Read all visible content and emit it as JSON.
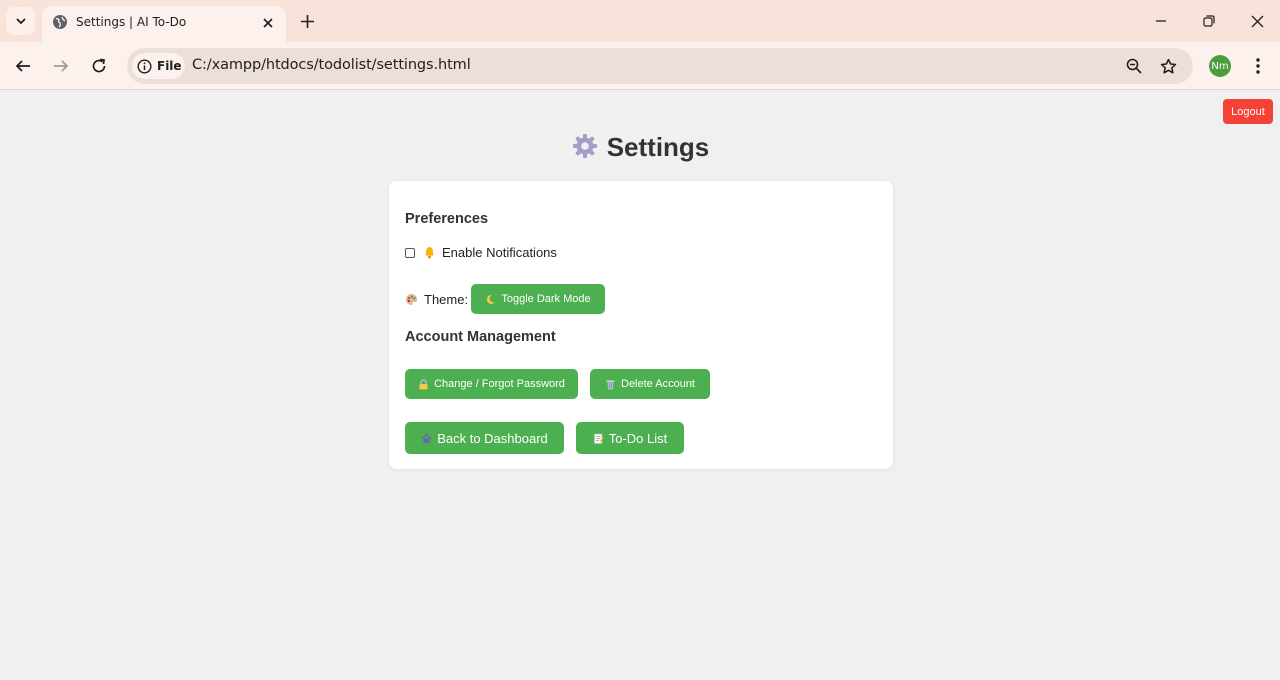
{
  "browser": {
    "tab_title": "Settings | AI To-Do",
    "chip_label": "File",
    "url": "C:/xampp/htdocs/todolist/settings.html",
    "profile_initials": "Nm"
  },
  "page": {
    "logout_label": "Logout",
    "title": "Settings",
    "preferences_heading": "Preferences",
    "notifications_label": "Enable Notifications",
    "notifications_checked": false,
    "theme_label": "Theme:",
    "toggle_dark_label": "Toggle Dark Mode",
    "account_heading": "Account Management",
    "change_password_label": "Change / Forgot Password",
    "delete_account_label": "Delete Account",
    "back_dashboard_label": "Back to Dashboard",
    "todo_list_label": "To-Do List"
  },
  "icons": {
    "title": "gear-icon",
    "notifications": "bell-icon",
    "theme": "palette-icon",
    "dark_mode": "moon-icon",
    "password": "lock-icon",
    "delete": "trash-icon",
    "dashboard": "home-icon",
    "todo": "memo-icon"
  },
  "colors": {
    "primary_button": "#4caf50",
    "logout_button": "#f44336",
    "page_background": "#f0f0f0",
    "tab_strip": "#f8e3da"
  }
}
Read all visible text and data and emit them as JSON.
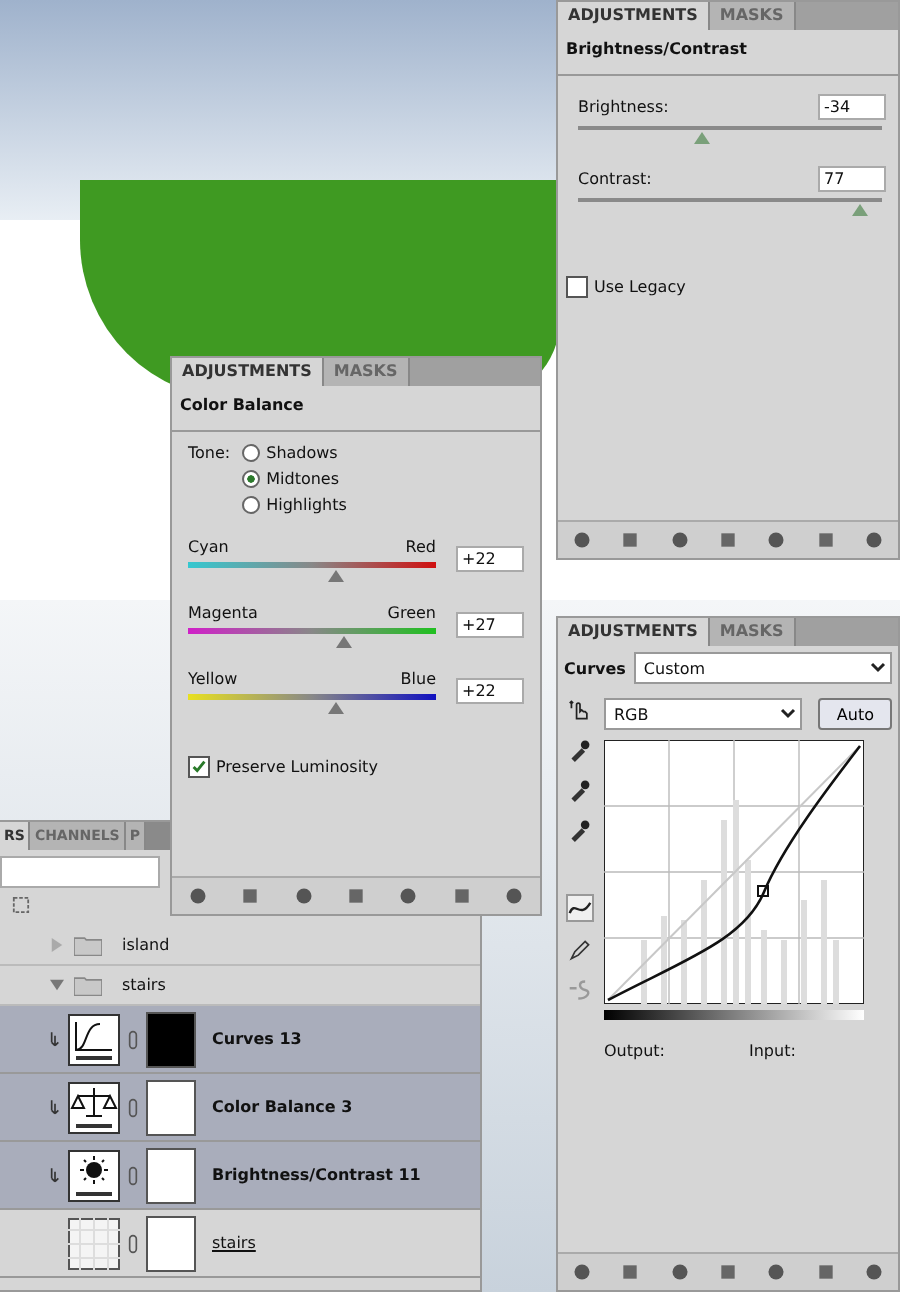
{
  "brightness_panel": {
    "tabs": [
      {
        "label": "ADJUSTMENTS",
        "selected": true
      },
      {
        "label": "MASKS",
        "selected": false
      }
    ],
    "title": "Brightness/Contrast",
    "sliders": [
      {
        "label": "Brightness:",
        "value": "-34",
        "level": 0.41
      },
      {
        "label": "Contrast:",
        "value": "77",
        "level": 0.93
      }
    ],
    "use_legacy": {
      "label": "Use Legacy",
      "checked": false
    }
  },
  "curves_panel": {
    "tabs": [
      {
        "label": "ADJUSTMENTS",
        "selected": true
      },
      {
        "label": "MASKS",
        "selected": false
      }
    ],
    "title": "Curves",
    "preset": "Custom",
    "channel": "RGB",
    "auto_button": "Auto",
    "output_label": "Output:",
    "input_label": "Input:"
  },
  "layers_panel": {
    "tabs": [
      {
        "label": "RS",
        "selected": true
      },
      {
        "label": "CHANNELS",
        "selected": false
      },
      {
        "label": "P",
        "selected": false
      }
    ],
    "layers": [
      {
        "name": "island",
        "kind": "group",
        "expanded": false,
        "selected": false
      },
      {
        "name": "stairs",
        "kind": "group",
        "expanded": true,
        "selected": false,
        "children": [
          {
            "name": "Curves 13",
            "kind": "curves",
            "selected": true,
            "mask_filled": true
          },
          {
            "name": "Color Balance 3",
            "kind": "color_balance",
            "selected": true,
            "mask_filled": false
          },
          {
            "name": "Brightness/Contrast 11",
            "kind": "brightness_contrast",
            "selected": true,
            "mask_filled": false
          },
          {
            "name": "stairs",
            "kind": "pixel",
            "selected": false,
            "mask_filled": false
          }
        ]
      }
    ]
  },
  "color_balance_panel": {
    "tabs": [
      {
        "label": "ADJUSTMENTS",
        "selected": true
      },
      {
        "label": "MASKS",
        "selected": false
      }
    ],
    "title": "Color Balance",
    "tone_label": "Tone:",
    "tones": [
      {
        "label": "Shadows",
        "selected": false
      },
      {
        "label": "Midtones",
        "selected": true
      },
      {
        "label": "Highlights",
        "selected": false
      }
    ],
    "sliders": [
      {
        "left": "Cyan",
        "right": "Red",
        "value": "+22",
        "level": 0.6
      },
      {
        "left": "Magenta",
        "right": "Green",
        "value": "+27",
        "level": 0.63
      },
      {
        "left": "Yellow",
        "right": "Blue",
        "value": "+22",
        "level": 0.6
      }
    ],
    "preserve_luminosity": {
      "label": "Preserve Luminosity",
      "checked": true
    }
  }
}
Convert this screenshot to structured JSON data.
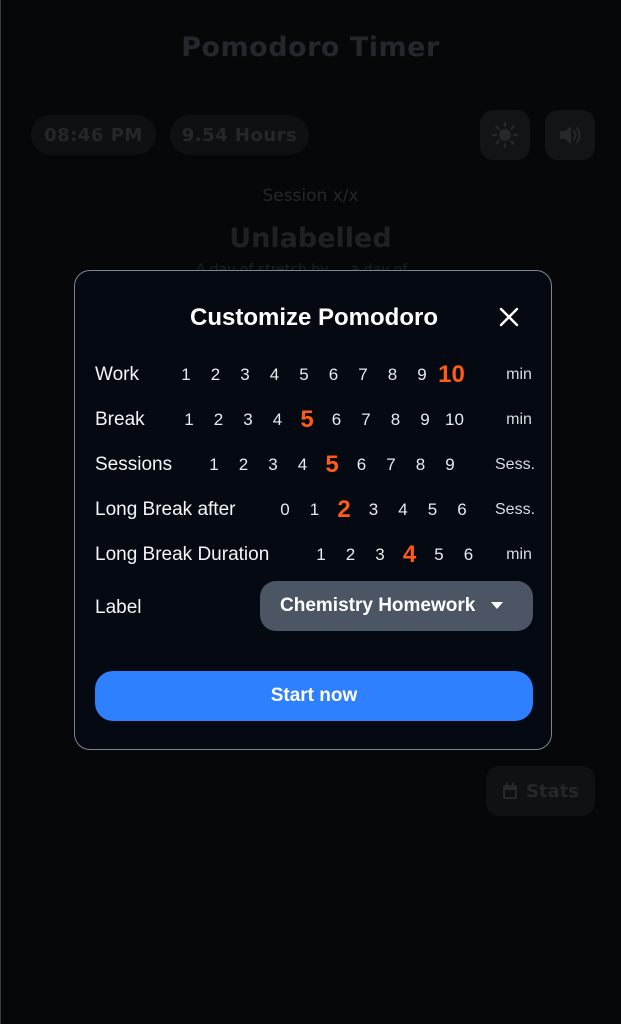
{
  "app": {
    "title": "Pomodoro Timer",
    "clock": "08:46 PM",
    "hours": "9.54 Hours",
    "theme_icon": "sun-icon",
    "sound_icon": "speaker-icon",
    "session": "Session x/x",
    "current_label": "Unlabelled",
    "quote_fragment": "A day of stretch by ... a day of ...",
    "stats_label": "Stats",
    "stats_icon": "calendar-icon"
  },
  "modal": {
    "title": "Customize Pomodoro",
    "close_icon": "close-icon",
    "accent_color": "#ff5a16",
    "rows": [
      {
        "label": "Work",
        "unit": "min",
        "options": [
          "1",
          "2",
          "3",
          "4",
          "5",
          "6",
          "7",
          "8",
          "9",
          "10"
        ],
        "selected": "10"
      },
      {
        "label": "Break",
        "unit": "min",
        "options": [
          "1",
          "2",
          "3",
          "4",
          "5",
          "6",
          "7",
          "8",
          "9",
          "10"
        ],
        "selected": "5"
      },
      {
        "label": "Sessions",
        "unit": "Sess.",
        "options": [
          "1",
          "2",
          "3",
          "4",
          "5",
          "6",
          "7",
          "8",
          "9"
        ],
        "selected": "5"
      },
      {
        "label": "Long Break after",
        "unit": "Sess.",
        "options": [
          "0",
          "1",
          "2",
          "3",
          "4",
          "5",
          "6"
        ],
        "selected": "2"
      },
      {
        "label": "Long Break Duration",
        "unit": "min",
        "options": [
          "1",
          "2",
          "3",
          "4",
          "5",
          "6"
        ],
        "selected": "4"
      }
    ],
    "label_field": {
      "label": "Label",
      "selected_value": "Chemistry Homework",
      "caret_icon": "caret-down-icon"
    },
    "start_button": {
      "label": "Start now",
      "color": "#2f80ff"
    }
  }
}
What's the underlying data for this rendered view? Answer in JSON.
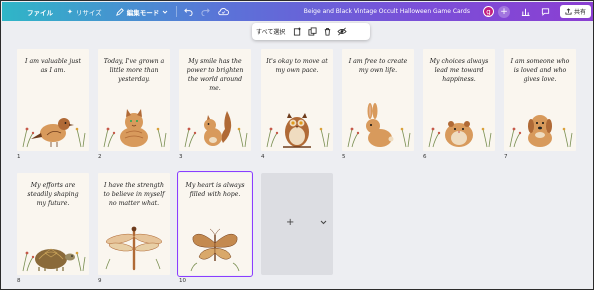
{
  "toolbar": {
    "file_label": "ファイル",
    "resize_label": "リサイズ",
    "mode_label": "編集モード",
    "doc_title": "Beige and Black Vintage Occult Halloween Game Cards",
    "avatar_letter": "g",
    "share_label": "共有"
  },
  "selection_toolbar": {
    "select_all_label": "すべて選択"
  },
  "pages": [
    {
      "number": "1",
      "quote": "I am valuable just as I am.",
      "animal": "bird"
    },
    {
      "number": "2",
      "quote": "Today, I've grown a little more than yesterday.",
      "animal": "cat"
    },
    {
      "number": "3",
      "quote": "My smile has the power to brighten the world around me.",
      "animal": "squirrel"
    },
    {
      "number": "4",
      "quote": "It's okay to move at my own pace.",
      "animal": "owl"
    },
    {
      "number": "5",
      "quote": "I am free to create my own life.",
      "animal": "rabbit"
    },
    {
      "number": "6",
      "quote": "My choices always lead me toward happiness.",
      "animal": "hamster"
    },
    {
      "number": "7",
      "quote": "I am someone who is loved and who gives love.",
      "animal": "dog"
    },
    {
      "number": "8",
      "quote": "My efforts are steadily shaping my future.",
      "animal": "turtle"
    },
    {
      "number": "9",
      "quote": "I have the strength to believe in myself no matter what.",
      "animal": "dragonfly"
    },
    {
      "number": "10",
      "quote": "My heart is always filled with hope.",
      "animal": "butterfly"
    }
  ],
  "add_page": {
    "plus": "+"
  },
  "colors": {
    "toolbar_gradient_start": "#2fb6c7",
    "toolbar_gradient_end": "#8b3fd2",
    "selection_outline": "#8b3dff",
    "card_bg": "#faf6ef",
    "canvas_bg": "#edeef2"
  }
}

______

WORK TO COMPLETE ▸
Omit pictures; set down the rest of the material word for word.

SOLUTION TO THIS PROBLEM ▸
Read all visible content and emit it as JSON.
{
  "browser": {
    "tab_title": "Settings | AI To-Do",
    "chip_label": "File",
    "url": "C:/xampp/htdocs/todolist/settings.html",
    "profile_initials": "Nm"
  },
  "page": {
    "logout_label": "Logout",
    "title": "Settings",
    "preferences_heading": "Preferences",
    "notifications_label": "Enable Notifications",
    "notifications_checked": false,
    "theme_label": "Theme:",
    "toggle_dark_label": "Toggle Dark Mode",
    "account_heading": "Account Management",
    "change_password_label": "Change / Forgot Password",
    "delete_account_label": "Delete Account",
    "back_dashboard_label": "Back to Dashboard",
    "todo_list_label": "To-Do List"
  },
  "icons": {
    "title": "gear-icon",
    "notifications": "bell-icon",
    "theme": "palette-icon",
    "dark_mode": "moon-icon",
    "password": "lock-icon",
    "delete": "trash-icon",
    "dashboard": "home-icon",
    "todo": "memo-icon"
  },
  "colors": {
    "primary_button": "#4caf50",
    "logout_button": "#f44336",
    "page_background": "#f0f0f0",
    "tab_strip": "#f8e3da"
  }
}
Read all visible text and data and emit them as JSON.
{
  "brightness_panel": {
    "tabs": [
      {
        "label": "ADJUSTMENTS",
        "selected": true
      },
      {
        "label": "MASKS",
        "selected": false
      }
    ],
    "title": "Brightness/Contrast",
    "sliders": [
      {
        "label": "Brightness:",
        "value": "-34",
        "level": 0.41
      },
      {
        "label": "Contrast:",
        "value": "77",
        "level": 0.93
      }
    ],
    "use_legacy": {
      "label": "Use Legacy",
      "checked": false
    }
  },
  "curves_panel": {
    "tabs": [
      {
        "label": "ADJUSTMENTS",
        "selected": true
      },
      {
        "label": "MASKS",
        "selected": false
      }
    ],
    "title": "Curves",
    "preset": "Custom",
    "channel": "RGB",
    "auto_button": "Auto",
    "output_label": "Output:",
    "input_label": "Input:"
  },
  "layers_panel": {
    "tabs": [
      {
        "label": "RS",
        "selected": true
      },
      {
        "label": "CHANNELS",
        "selected": false
      },
      {
        "label": "P",
        "selected": false
      }
    ],
    "layers": [
      {
        "name": "island",
        "kind": "group",
        "expanded": false,
        "selected": false
      },
      {
        "name": "stairs",
        "kind": "group",
        "expanded": true,
        "selected": false,
        "children": [
          {
            "name": "Curves 13",
            "kind": "curves",
            "selected": true,
            "mask_filled": true
          },
          {
            "name": "Color Balance 3",
            "kind": "color_balance",
            "selected": true,
            "mask_filled": false
          },
          {
            "name": "Brightness/Contrast 11",
            "kind": "brightness_contrast",
            "selected": true,
            "mask_filled": false
          },
          {
            "name": "stairs",
            "kind": "pixel",
            "selected": false,
            "mask_filled": false
          }
        ]
      }
    ]
  },
  "color_balance_panel": {
    "tabs": [
      {
        "label": "ADJUSTMENTS",
        "selected": true
      },
      {
        "label": "MASKS",
        "selected": false
      }
    ],
    "title": "Color Balance",
    "tone_label": "Tone:",
    "tones": [
      {
        "label": "Shadows",
        "selected": false
      },
      {
        "label": "Midtones",
        "selected": true
      },
      {
        "label": "Highlights",
        "selected": false
      }
    ],
    "sliders": [
      {
        "left": "Cyan",
        "right": "Red",
        "value": "+22",
        "level": 0.6
      },
      {
        "left": "Magenta",
        "right": "Green",
        "value": "+27",
        "level": 0.63
      },
      {
        "left": "Yellow",
        "right": "Blue",
        "value": "+22",
        "level": 0.6
      }
    ],
    "preserve_luminosity": {
      "label": "Preserve Luminosity",
      "checked": true
    }
  }
}
Convert this screenshot to structured JSON data.
{
  "app": {
    "title": "Pomodoro Timer",
    "clock": "08:46 PM",
    "hours": "9.54 Hours",
    "theme_icon": "sun-icon",
    "sound_icon": "speaker-icon",
    "session": "Session x/x",
    "current_label": "Unlabelled",
    "quote_fragment": "A day of stretch by ... a day of ...",
    "stats_label": "Stats",
    "stats_icon": "calendar-icon"
  },
  "modal": {
    "title": "Customize Pomodoro",
    "close_icon": "close-icon",
    "accent_color": "#ff5a16",
    "rows": [
      {
        "label": "Work",
        "unit": "min",
        "options": [
          "1",
          "2",
          "3",
          "4",
          "5",
          "6",
          "7",
          "8",
          "9",
          "10"
        ],
        "selected": "10"
      },
      {
        "label": "Break",
        "unit": "min",
        "options": [
          "1",
          "2",
          "3",
          "4",
          "5",
          "6",
          "7",
          "8",
          "9",
          "10"
        ],
        "selected": "5"
      },
      {
        "label": "Sessions",
        "unit": "Sess.",
        "options": [
          "1",
          "2",
          "3",
          "4",
          "5",
          "6",
          "7",
          "8",
          "9"
        ],
        "selected": "5"
      },
      {
        "label": "Long Break after",
        "unit": "Sess.",
        "options": [
          "0",
          "1",
          "2",
          "3",
          "4",
          "5",
          "6"
        ],
        "selected": "2"
      },
      {
        "label": "Long Break Duration",
        "unit": "min",
        "options": [
          "1",
          "2",
          "3",
          "4",
          "5",
          "6"
        ],
        "selected": "4"
      }
    ],
    "label_field": {
      "label": "Label",
      "selected_value": "Chemistry Homework",
      "caret_icon": "caret-down-icon"
    },
    "start_button": {
      "label": "Start now",
      "color": "#2f80ff"
    }
  }
}
What's the underlying data for this rendered view? Answer in JSON.
{
  "toolbar": {
    "file_label": "ファイル",
    "resize_label": "リサイズ",
    "mode_label": "編集モード",
    "doc_title": "Beige and Black Vintage Occult Halloween Game Cards",
    "avatar_letter": "g",
    "share_label": "共有"
  },
  "selection_toolbar": {
    "select_all_label": "すべて選択"
  },
  "pages": [
    {
      "number": "1",
      "quote": "I am valuable just as I am.",
      "animal": "bird"
    },
    {
      "number": "2",
      "quote": "Today, I've grown a little more than yesterday.",
      "animal": "cat"
    },
    {
      "number": "3",
      "quote": "My smile has the power to brighten the world around me.",
      "animal": "squirrel"
    },
    {
      "number": "4",
      "quote": "It's okay to move at my own pace.",
      "animal": "owl"
    },
    {
      "number": "5",
      "quote": "I am free to create my own life.",
      "animal": "rabbit"
    },
    {
      "number": "6",
      "quote": "My choices always lead me toward happiness.",
      "animal": "hamster"
    },
    {
      "number": "7",
      "quote": "I am someone who is loved and who gives love.",
      "animal": "dog"
    },
    {
      "number": "8",
      "quote": "My efforts are steadily shaping my future.",
      "animal": "turtle"
    },
    {
      "number": "9",
      "quote": "I have the strength to believe in myself no matter what.",
      "animal": "dragonfly"
    },
    {
      "number": "10",
      "quote": "My heart is always filled with hope.",
      "animal": "butterfly"
    }
  ],
  "add_page": {
    "plus": "+"
  },
  "colors": {
    "toolbar_gradient_start": "#2fb6c7",
    "toolbar_gradient_end": "#8b3fd2",
    "selection_outline": "#8b3dff",
    "card_bg": "#faf6ef",
    "canvas_bg": "#edeef2"
  }
}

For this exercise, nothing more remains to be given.